Work instruction:
Each line of the listing where the string "monto" appears is to be identified and copied.
═════ Excerpted data
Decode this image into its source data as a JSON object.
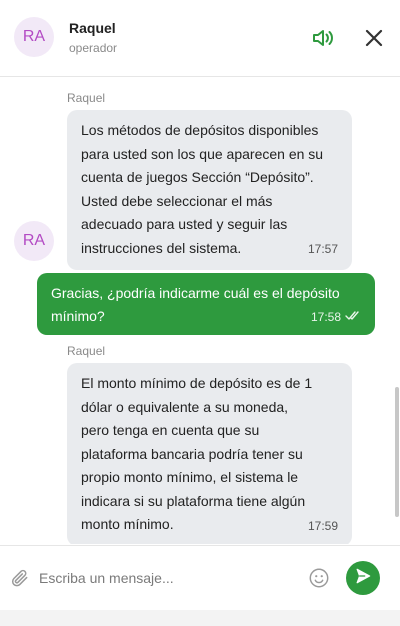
{
  "header": {
    "avatar_initials": "RA",
    "name": "Raquel",
    "role": "operador",
    "sound_icon": "speaker-volume-icon",
    "close_icon": "close-icon"
  },
  "messages": [
    {
      "direction": "incoming",
      "sender": "Raquel",
      "lines": [
        "Los métodos de depósitos disponibles",
        "para usted son los que aparecen en su",
        "cuenta de juegos Sección “Depósito”.",
        "Usted debe seleccionar el más",
        "adecuado para usted y seguir las",
        "instrucciones del sistema."
      ],
      "time": "17:57",
      "avatar_initials": "RA"
    },
    {
      "direction": "outgoing",
      "lines": [
        "Gracias, ¿podría indicarme cuál es el depósito",
        "mínimo?"
      ],
      "time": "17:58",
      "status_icon": "double-check-icon"
    },
    {
      "direction": "incoming",
      "sender": "Raquel",
      "lines": [
        "El monto mínimo de depósito es de 1",
        "dólar o equivalente a su moneda,",
        "pero tenga en cuenta que su",
        "plataforma bancaria podría tener su",
        "propio monto mínimo, el sistema le",
        "indicara si su plataforma tiene algún",
        "monto mínimo."
      ],
      "time": "17:59"
    }
  ],
  "composer": {
    "placeholder": "Escriba un mensaje...",
    "attach_icon": "paperclip-icon",
    "emoji_icon": "smiley-icon",
    "send_icon": "send-icon"
  },
  "colors": {
    "accent": "#2e9a3e",
    "avatar_bg": "#f2e9f7",
    "avatar_text": "#b34bc4",
    "incoming_bubble": "#e9ebee"
  }
}
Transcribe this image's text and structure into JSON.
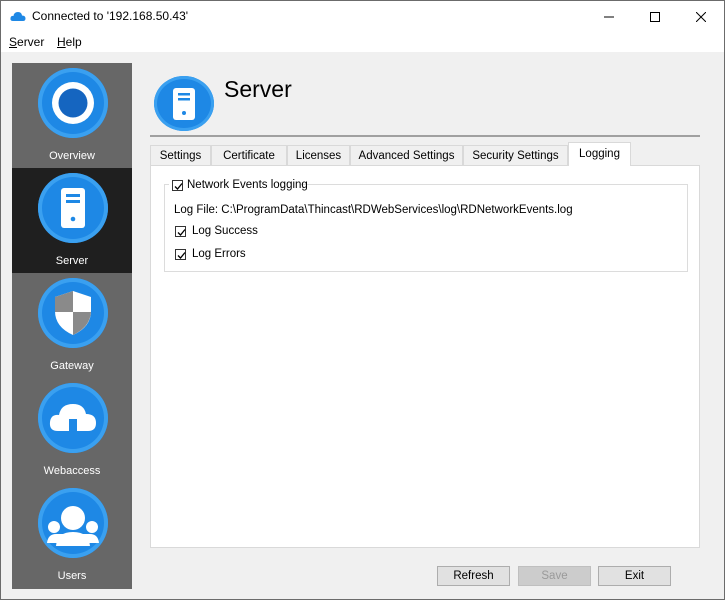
{
  "window": {
    "title": "Connected to '192.168.50.43'",
    "controls": {
      "minimize": "minimize",
      "maximize": "maximize",
      "close": "close"
    }
  },
  "menu": [
    {
      "accel": "S",
      "rest": "erver"
    },
    {
      "accel": "H",
      "rest": "elp"
    }
  ],
  "sidebar": {
    "items": [
      {
        "label": "Overview",
        "icon": "overview-icon",
        "active": false
      },
      {
        "label": "Server",
        "icon": "server-icon",
        "active": true
      },
      {
        "label": "Gateway",
        "icon": "shield-icon",
        "active": false
      },
      {
        "label": "Webaccess",
        "icon": "cloud-icon",
        "active": false
      },
      {
        "label": "Users",
        "icon": "users-icon",
        "active": false
      }
    ]
  },
  "page": {
    "title": "Server",
    "icon": "server-icon"
  },
  "tabs": [
    {
      "label": "Settings",
      "active": false
    },
    {
      "label": "Certificate",
      "active": false
    },
    {
      "label": "Licenses",
      "active": false
    },
    {
      "label": "Advanced Settings",
      "active": false
    },
    {
      "label": "Security Settings",
      "active": false
    },
    {
      "label": "Logging",
      "active": true
    }
  ],
  "logging": {
    "network_events": {
      "label": "Network Events logging",
      "checked": true
    },
    "log_file": "Log File: C:\\ProgramData\\Thincast\\RDWebServices\\log\\RDNetworkEvents.log",
    "log_success": {
      "label": "Log Success",
      "checked": true
    },
    "log_errors": {
      "label": "Log Errors",
      "checked": true
    }
  },
  "buttons": {
    "refresh": "Refresh",
    "save": "Save",
    "save_enabled": false,
    "exit": "Exit"
  },
  "colors": {
    "accent": "#1e88e5",
    "sidebar_bg": "#676767",
    "sidebar_active": "#1f1f1f"
  }
}
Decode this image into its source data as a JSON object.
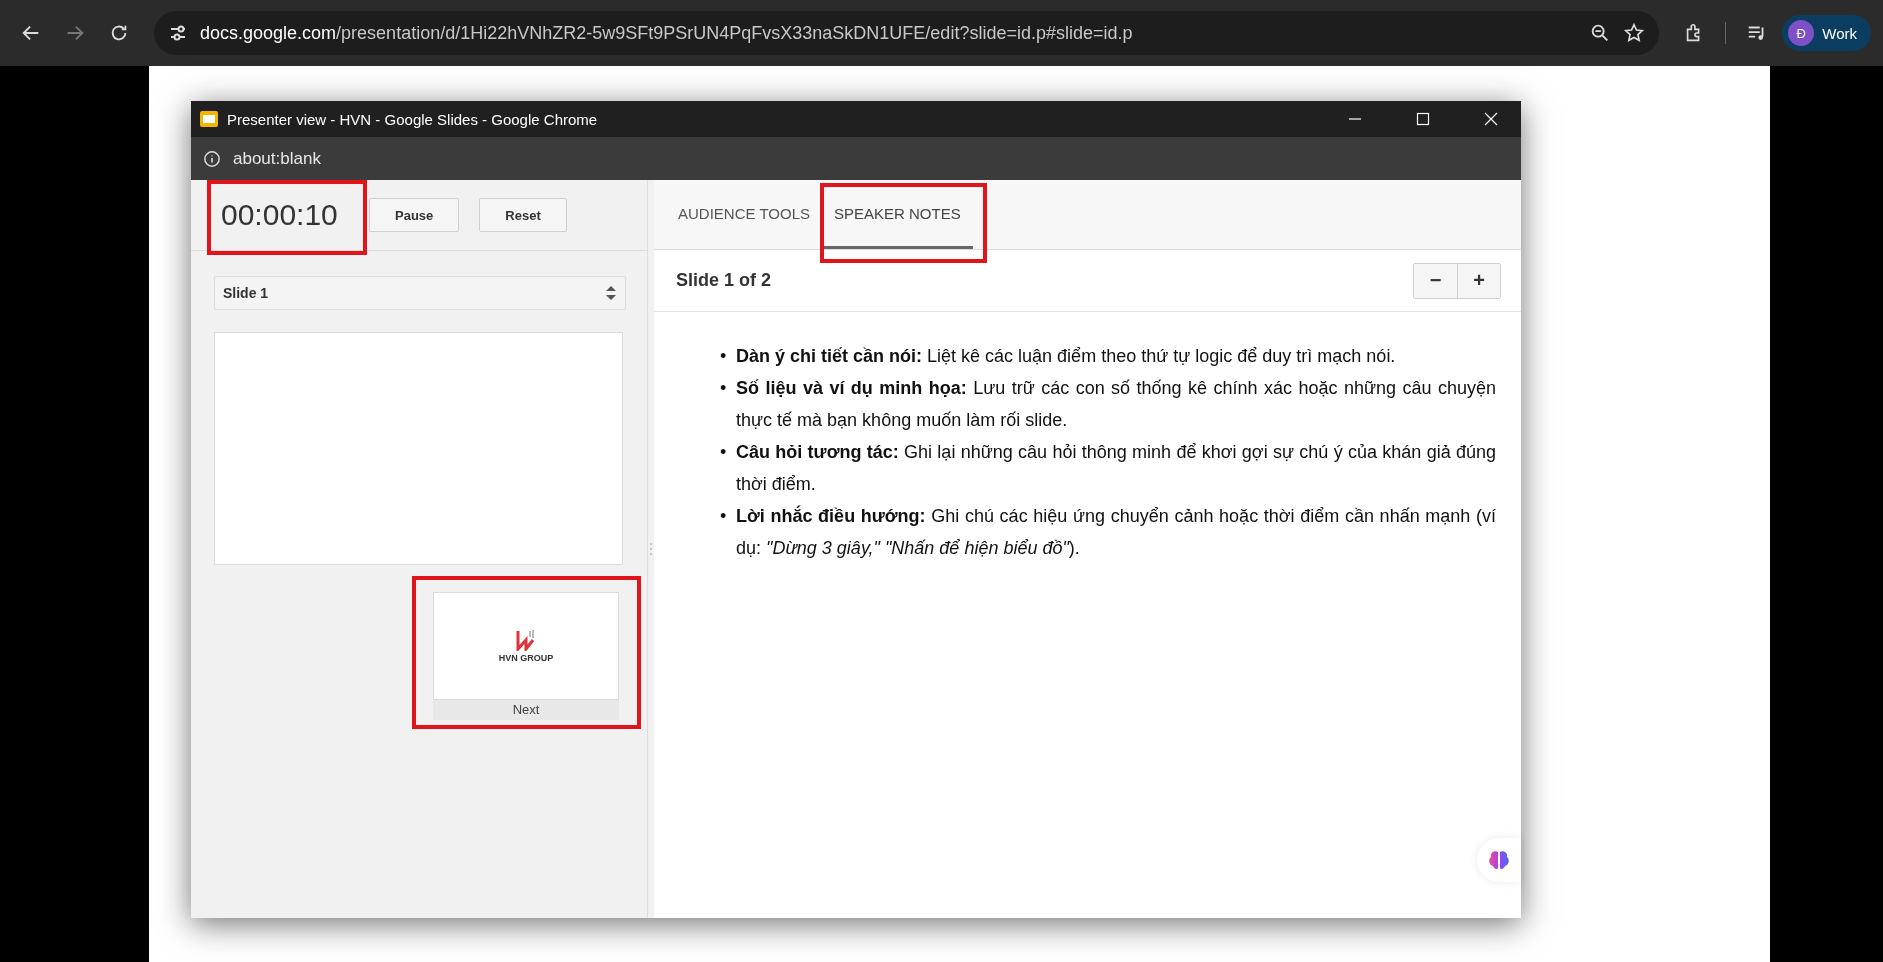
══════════
Task output:
        "El monto mínimo de depósito es de 1",
        "propio monto mínimo, el sistema le",
        "monto mínimo."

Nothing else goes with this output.